§ What to do: How many of the lines below have "heart" in them? Say the number and nothing more.

[Information provided]

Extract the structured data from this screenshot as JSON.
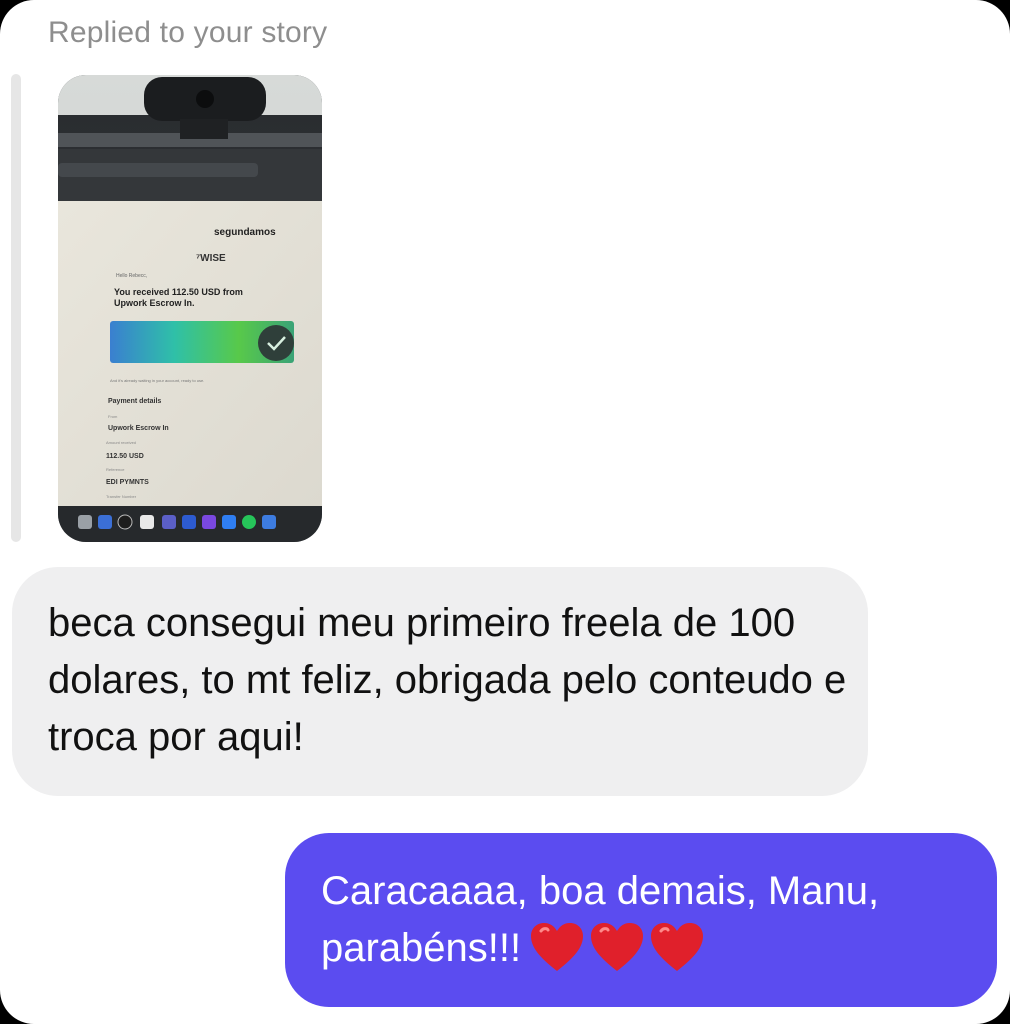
{
  "reply_context": {
    "label": "Replied to your story"
  },
  "story": {
    "email": {
      "sender": "segundamos",
      "brand": "⁷WISE",
      "greeting": "Hello Rebecc,",
      "headline": "You received 112.50 USD from Upwork Escrow In.",
      "note": "And it's already waiting in your account, ready to use.",
      "details_title": "Payment details",
      "from_label": "From",
      "from_value": "Upwork Escrow In",
      "amount_label": "Amount received",
      "amount_value": "112.50 USD",
      "reference_label": "Reference",
      "reference_value": "EDI PYMNTS",
      "transfer_label": "Transfer Number"
    }
  },
  "messages": {
    "incoming": {
      "text": "beca consegui meu primeiro freela de 100 dolares, to mt feliz, obrigada pelo conteudo e troca por aqui!"
    },
    "outgoing": {
      "text": "Caracaaaa, boa demais, Manu, parabéns!!!",
      "emoji": [
        "red-heart",
        "red-heart",
        "red-heart"
      ]
    }
  },
  "colors": {
    "incoming_bubble": "#efeff0",
    "outgoing_bubble": "#5b4cf0",
    "label_gray": "#8e8e8e",
    "heart": "#e0202b"
  }
}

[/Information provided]

§ Task output: 4